TM note: John Hiller’s baseball career with the Detroit Tigers was suddenly interrupted on January 11, 1971 when he had a heart attack.

“After the heart attack I was not too depressed, probably because I am a pretty laid back person. I am never too up or too down, sort of like a typical Canadian fan, who when watching a sports event, doesn’t yell or stand up but just sits and applauds. By late summer and fall, I was recovering and I started to “pop” the ball again. At that point, I thought I could return to playing pro baseball.

My favorite memory is the night I came back. The first hitter was Dick Allen of the Chicago White Sox, one of the top power hitters of that era. I threw a first pitch curve and a second pitch fastball, both for strikes, but he did not swing at either pitch. It was as if he was saying, “If that is all you have, then bring it.” So I did, and he almost hit it off the top of the roof at Comiskey Park. A homerun to the first batter I faced after 1 ½ years on the disabled list. Welcome back to the Majors! I was in a fog that night but just being back pitching made it wonderful despite the homerun I had given up.
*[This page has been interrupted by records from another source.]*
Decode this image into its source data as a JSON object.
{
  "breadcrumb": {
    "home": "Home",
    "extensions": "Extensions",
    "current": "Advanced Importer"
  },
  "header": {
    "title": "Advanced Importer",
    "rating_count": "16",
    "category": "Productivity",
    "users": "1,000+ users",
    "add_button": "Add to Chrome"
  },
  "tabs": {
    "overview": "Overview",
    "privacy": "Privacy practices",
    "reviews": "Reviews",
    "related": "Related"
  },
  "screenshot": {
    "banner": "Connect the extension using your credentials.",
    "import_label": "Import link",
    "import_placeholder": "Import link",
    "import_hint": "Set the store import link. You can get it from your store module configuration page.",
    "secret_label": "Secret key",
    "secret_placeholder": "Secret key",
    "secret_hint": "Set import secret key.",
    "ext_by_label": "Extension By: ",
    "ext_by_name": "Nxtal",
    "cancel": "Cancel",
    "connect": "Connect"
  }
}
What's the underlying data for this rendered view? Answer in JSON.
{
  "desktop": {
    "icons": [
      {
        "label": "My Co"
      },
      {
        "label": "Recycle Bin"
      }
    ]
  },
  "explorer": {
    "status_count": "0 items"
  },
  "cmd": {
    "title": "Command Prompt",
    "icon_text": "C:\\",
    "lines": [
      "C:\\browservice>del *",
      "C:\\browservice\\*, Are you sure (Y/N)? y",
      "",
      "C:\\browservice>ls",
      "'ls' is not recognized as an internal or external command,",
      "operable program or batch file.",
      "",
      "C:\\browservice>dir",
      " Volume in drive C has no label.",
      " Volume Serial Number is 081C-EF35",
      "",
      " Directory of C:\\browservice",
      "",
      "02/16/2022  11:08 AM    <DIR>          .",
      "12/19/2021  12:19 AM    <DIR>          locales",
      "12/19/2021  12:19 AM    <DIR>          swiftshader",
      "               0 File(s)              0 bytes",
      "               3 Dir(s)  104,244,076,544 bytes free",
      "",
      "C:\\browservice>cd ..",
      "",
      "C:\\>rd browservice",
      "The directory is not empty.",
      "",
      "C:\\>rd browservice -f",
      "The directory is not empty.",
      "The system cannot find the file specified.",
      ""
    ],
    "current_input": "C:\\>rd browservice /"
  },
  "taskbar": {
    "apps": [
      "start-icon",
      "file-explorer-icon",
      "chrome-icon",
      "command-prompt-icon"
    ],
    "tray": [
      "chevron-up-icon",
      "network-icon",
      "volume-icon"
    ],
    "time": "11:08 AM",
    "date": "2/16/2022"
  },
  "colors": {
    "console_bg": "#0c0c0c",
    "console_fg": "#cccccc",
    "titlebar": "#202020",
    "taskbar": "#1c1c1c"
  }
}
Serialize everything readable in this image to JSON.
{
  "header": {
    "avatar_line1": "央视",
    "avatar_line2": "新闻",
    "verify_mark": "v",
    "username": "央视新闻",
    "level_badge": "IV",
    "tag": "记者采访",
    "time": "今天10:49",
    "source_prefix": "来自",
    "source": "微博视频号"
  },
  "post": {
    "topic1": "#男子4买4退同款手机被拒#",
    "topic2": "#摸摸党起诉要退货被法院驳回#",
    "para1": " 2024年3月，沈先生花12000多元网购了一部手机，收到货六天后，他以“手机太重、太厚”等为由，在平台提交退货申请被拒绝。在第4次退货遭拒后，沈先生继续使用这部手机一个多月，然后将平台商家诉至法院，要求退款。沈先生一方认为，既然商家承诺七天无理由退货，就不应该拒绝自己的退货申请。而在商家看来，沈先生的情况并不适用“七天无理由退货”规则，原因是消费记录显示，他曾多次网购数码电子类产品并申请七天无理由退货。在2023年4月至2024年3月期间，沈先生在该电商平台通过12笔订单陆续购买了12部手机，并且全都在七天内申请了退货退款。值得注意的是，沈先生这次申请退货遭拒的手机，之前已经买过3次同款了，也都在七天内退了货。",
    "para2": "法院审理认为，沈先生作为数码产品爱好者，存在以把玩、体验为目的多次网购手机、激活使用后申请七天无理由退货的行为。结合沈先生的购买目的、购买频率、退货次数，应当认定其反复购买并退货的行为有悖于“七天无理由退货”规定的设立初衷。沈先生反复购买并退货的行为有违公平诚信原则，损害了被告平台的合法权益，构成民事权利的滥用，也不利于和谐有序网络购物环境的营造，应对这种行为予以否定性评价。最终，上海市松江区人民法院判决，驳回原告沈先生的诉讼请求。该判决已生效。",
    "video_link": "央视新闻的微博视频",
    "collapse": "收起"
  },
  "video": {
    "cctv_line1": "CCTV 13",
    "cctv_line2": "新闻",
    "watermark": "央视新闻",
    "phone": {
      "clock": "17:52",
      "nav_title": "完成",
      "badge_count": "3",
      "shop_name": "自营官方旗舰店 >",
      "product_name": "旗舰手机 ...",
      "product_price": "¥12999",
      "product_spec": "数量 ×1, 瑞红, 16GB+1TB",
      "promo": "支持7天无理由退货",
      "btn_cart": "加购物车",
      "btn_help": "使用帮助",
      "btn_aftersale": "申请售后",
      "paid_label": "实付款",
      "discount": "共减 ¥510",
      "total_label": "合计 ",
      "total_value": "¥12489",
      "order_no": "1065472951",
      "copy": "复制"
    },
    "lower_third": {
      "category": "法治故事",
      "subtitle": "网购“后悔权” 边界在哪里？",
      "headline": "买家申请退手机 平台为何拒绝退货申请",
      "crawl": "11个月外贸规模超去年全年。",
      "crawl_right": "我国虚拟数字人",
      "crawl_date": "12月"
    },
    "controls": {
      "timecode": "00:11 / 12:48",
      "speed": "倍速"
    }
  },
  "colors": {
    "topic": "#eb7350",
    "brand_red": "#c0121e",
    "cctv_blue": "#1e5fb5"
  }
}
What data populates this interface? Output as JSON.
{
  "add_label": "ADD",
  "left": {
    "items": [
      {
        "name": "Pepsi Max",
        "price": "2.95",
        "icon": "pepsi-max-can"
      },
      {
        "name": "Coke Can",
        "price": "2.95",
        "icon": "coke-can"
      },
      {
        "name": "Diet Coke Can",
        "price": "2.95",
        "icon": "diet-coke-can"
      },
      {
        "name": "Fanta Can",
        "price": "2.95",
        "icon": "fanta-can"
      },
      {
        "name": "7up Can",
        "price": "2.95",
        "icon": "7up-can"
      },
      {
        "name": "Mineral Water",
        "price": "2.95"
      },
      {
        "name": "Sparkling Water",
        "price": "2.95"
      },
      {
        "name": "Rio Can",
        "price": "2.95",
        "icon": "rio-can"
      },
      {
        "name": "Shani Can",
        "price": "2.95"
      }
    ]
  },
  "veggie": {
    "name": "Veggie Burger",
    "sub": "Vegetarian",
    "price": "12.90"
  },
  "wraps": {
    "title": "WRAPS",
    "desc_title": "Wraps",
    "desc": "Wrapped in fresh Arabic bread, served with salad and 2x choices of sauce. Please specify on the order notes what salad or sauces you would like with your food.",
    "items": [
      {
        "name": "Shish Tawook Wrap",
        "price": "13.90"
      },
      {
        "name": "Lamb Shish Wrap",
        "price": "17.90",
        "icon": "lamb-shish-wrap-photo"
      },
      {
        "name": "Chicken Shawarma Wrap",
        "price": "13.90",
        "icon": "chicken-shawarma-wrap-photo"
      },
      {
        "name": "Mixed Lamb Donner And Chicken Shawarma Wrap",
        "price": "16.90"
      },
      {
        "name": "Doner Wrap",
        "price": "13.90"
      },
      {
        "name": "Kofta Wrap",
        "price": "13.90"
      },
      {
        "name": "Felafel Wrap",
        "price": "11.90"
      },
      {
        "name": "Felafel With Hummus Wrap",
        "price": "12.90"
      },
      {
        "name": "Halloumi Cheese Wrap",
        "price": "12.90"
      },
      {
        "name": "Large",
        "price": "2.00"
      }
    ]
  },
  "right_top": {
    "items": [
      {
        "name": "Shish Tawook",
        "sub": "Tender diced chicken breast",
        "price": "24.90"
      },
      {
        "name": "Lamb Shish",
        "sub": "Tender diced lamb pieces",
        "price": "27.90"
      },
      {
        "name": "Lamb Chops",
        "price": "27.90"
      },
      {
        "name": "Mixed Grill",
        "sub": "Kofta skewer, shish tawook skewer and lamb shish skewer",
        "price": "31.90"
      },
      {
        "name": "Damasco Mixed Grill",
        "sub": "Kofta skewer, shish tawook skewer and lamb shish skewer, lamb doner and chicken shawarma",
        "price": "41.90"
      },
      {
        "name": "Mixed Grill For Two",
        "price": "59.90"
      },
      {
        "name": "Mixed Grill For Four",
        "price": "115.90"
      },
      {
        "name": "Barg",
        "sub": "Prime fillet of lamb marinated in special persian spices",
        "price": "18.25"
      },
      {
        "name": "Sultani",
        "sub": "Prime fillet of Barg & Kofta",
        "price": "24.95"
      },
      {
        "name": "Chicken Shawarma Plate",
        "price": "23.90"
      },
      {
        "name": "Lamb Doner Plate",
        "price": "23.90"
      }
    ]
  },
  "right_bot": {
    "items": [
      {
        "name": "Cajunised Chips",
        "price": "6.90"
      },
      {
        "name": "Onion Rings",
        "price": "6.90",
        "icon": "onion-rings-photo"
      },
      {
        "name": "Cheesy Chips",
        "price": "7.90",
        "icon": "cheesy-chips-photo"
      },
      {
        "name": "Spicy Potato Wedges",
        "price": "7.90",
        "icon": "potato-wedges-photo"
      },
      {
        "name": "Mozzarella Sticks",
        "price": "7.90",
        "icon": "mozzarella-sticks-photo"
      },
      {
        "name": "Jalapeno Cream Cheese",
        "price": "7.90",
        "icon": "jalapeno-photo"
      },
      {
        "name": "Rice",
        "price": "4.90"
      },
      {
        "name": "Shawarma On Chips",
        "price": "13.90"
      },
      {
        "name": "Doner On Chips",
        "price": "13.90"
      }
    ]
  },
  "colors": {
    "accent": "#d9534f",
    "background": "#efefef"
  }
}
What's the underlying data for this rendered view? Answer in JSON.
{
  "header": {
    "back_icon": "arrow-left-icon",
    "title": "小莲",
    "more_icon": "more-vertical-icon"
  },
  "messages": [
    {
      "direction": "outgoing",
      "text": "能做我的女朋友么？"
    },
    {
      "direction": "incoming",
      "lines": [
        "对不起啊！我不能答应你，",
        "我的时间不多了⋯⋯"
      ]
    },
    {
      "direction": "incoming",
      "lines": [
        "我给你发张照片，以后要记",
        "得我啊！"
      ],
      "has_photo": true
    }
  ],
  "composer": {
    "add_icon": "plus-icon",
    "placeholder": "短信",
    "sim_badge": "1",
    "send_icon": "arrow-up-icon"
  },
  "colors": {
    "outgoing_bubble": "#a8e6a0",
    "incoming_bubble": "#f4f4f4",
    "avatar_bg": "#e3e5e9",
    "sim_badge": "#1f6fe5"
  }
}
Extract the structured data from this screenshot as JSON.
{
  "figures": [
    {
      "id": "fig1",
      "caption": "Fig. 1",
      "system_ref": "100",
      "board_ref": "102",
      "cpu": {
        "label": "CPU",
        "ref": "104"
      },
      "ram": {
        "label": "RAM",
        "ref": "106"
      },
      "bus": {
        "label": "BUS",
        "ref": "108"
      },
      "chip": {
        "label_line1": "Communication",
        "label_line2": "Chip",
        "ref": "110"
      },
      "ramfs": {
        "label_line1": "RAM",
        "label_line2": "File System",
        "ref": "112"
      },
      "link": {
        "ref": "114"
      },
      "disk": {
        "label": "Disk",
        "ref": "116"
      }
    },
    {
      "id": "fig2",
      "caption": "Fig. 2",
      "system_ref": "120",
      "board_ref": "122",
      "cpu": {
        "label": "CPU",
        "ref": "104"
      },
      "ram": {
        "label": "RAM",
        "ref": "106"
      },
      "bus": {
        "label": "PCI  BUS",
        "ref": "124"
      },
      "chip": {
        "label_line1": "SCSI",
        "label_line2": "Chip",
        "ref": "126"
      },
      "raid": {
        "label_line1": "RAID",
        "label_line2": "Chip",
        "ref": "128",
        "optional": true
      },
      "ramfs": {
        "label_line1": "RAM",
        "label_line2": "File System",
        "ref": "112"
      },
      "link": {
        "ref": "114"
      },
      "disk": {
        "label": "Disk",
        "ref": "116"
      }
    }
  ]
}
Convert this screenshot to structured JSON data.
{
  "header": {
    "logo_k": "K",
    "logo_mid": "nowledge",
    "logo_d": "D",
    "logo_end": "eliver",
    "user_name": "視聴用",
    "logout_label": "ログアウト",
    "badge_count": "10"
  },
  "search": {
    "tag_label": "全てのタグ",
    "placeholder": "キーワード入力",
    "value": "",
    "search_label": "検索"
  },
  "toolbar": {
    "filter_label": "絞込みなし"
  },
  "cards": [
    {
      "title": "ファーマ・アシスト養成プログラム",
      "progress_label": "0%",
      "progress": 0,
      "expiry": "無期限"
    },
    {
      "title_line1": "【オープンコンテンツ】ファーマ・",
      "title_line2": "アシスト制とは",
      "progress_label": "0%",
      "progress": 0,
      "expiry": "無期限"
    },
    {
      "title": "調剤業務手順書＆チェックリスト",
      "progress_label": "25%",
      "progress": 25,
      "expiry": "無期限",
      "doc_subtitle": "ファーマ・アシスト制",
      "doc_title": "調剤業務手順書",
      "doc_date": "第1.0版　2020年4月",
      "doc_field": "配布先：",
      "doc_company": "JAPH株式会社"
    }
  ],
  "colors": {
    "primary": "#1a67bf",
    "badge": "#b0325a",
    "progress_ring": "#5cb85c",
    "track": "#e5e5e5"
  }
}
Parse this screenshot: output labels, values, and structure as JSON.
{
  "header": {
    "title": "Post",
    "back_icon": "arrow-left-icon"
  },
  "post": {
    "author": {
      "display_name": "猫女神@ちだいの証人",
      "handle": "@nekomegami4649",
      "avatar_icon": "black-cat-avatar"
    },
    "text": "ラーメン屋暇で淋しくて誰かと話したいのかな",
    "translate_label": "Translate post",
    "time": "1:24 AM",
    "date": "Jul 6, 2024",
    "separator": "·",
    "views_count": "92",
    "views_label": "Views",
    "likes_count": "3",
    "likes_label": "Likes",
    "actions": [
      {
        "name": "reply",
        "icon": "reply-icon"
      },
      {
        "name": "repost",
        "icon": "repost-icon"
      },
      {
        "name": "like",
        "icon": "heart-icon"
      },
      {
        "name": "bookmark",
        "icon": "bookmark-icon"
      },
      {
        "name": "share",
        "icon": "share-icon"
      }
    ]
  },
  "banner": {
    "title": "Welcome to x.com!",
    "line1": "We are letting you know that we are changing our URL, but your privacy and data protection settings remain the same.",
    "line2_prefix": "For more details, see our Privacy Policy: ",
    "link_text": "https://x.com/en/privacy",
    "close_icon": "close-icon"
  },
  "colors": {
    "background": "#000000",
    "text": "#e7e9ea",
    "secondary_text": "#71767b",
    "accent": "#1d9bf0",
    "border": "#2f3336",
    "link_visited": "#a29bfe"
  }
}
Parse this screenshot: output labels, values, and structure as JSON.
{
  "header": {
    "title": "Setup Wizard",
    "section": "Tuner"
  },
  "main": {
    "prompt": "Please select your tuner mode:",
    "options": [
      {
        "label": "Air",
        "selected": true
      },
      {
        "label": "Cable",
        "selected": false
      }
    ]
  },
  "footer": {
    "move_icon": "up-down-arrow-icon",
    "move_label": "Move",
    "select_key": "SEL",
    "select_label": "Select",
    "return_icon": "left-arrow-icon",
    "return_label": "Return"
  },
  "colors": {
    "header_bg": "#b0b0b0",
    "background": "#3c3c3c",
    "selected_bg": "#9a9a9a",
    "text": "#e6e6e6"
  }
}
I was throwing better than I ever had. I felt no pressure late in a game because I had a different perspective on life. I now understood that the game was important to my career but not to my life. “